(Dataset excerpts)
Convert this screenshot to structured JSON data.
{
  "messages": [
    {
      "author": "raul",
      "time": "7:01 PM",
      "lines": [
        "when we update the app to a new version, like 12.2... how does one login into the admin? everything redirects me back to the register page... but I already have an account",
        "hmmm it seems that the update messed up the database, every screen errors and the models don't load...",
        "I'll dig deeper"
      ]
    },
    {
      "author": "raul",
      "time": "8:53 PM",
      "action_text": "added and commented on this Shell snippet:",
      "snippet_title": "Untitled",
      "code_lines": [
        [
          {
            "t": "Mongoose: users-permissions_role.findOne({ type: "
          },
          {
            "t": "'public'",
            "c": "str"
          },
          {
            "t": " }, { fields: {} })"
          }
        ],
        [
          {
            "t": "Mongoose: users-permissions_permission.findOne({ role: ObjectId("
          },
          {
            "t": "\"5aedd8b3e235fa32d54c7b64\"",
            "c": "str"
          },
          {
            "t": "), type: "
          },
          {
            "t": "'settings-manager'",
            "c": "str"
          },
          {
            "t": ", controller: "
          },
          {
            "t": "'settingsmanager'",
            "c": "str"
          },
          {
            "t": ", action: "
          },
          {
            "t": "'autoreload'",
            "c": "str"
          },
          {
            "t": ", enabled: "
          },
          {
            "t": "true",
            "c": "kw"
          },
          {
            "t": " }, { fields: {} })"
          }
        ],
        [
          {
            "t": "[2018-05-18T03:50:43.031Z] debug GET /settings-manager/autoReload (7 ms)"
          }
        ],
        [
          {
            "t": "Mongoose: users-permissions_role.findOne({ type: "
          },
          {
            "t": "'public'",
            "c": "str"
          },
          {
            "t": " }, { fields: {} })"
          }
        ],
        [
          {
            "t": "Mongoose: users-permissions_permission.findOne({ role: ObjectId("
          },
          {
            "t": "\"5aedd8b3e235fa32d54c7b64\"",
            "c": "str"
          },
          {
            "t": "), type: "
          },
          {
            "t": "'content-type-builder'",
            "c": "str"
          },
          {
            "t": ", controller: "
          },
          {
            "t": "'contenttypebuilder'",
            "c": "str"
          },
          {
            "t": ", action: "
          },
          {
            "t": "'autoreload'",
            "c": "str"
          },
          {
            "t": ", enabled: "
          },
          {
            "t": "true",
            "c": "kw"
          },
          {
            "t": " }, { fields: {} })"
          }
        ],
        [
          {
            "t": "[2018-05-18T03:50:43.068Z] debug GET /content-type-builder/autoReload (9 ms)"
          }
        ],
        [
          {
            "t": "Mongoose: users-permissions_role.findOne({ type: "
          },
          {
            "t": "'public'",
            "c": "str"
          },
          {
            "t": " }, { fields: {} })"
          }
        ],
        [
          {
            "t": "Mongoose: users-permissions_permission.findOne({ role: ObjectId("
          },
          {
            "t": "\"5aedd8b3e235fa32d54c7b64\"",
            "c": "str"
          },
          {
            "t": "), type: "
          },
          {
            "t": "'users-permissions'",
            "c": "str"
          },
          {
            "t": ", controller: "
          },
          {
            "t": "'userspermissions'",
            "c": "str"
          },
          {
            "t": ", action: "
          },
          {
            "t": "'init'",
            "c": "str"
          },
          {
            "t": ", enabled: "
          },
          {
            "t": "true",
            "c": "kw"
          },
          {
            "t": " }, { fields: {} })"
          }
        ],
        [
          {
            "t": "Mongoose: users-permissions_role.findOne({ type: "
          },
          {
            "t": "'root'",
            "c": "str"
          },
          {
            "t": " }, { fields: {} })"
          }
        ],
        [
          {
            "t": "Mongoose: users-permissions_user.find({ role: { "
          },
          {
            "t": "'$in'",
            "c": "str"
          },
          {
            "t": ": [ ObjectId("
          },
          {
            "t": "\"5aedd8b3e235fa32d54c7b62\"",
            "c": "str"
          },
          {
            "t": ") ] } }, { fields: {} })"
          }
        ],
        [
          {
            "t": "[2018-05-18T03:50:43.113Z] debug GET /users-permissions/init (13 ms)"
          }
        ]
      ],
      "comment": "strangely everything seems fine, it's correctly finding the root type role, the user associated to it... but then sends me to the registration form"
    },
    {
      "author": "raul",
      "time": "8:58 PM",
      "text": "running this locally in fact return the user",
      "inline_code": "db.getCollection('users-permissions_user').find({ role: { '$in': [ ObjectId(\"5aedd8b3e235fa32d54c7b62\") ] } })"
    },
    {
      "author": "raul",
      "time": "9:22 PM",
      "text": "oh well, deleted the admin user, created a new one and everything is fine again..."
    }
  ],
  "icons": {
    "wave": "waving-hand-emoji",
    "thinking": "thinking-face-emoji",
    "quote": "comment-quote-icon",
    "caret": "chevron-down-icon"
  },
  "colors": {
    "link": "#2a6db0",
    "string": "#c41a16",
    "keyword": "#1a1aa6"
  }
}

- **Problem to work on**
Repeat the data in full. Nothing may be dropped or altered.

- **Answer to this task**
Convert this screenshot to structured JSON data.
{
  "messages": [
    {
      "author": "raul",
      "time": "7:01 PM",
      "lines": [
        "when we update the app to a new version, like 12.2... how does one login into the admin? everything redirects me back to the register page... but I already have an account",
        "hmmm it seems that the update messed up the database, every screen errors and the models don't load...",
        "I'll dig deeper"
      ]
    },
    {
      "author": "raul",
      "time": "8:53 PM",
      "action_text": "added and commented on this Shell snippet:",
      "snippet_title": "Untitled",
      "code_lines": [
        [
          {
            "t": "Mongoose: users-permissions_role.findOne({ type: "
          },
          {
            "t": "'public'",
            "c": "str"
          },
          {
            "t": " }, { fields: {} })"
          }
        ],
        [
          {
            "t": "Mongoose: users-permissions_permission.findOne({ role: ObjectId("
          },
          {
            "t": "\"5aedd8b3e235fa32d54c7b64\"",
            "c": "str"
          },
          {
            "t": "), type: "
          },
          {
            "t": "'settings-manager'",
            "c": "str"
          },
          {
            "t": ", controller: "
          },
          {
            "t": "'settingsmanager'",
            "c": "str"
          },
          {
            "t": ", action: "
          },
          {
            "t": "'autoreload'",
            "c": "str"
          },
          {
            "t": ", enabled: "
          },
          {
            "t": "true",
            "c": "kw"
          },
          {
            "t": " }, { fields: {} })"
          }
        ],
        [
          {
            "t": "[2018-05-18T03:50:43.031Z] debug GET /settings-manager/autoReload (7 ms)"
          }
        ],
        [
          {
            "t": "Mongoose: users-permissions_role.findOne({ type: "
          },
          {
            "t": "'public'",
            "c": "str"
          },
          {
            "t": " }, { fields: {} })"
          }
        ],
        [
          {
            "t": "Mongoose: users-permissions_permission.findOne({ role: ObjectId("
          },
          {
            "t": "\"5aedd8b3e235fa32d54c7b64\"",
            "c": "str"
          },
          {
            "t": "), type: "
          },
          {
            "t": "'content-type-builder'",
            "c": "str"
          },
          {
            "t": ", controller: "
          },
          {
            "t": "'contenttypebuilder'",
            "c": "str"
          },
          {
            "t": ", action: "
          },
          {
            "t": "'autoreload'",
            "c": "str"
          },
          {
            "t": ", enabled: "
          },
          {
            "t": "true",
            "c": "kw"
          },
          {
            "t": " }, { fields: {} })"
          }
        ],
        [
          {
            "t": "[2018-05-18T03:50:43.068Z] debug GET /content-type-builder/autoReload (9 ms)"
          }
        ],
        [
          {
            "t": "Mongoose: users-permissions_role.findOne({ type: "
          },
          {
            "t": "'public'",
            "c": "str"
          },
          {
            "t": " }, { fields: {} })"
          }
        ],
        [
          {
            "t": "Mongoose: users-permissions_permission.findOne({ role: ObjectId("
          },
          {
            "t": "\"5aedd8b3e235fa32d54c7b64\"",
            "c": "str"
          },
          {
            "t": "), type: "
          },
          {
            "t": "'users-permissions'",
            "c": "str"
          },
          {
            "t": ", controller: "
          },
          {
            "t": "'userspermissions'",
            "c": "str"
          },
          {
            "t": ", action: "
          },
          {
            "t": "'init'",
            "c": "str"
          },
          {
            "t": ", enabled: "
          },
          {
            "t": "true",
            "c": "kw"
          },
          {
            "t": " }, { fields: {} })"
          }
        ],
        [
          {
            "t": "Mongoose: users-permissions_role.findOne({ type: "
          },
          {
            "t": "'root'",
            "c": "str"
          },
          {
            "t": " }, { fields: {} })"
          }
        ],
        [
          {
            "t": "Mongoose: users-permissions_user.find({ role: { "
          },
          {
            "t": "'$in'",
            "c": "str"
          },
          {
            "t": ": [ ObjectId("
          },
          {
            "t": "\"5aedd8b3e235fa32d54c7b62\"",
            "c": "str"
          },
          {
            "t": ") ] } }, { fields: {} })"
          }
        ],
        [
          {
            "t": "[2018-05-18T03:50:43.113Z] debug GET /users-permissions/init (13 ms)"
          }
        ]
      ],
      "comment": "strangely everything seems fine, it's correctly finding the root type role, the user associated to it... but then sends me to the registration form"
    },
    {
      "author": "raul",
      "time": "8:58 PM",
      "text": "running this locally in fact return the user",
      "inline_code": "db.getCollection('users-permissions_user').find({ role: { '$in': [ ObjectId(\"5aedd8b3e235fa32d54c7b62\") ] } })"
    },
    {
      "author": "raul",
      "time": "9:22 PM",
      "text": "oh well, deleted the admin user, created a new one and everything is fine again..."
    }
  ],
  "icons": {
    "wave": "waving-hand-emoji",
    "thinking": "thinking-face-emoji",
    "quote": "comment-quote-icon",
    "caret": "chevron-down-icon"
  },
  "colors": {
    "link": "#2a6db0",
    "string": "#c41a16",
    "keyword": "#1a1aa6"
  }
}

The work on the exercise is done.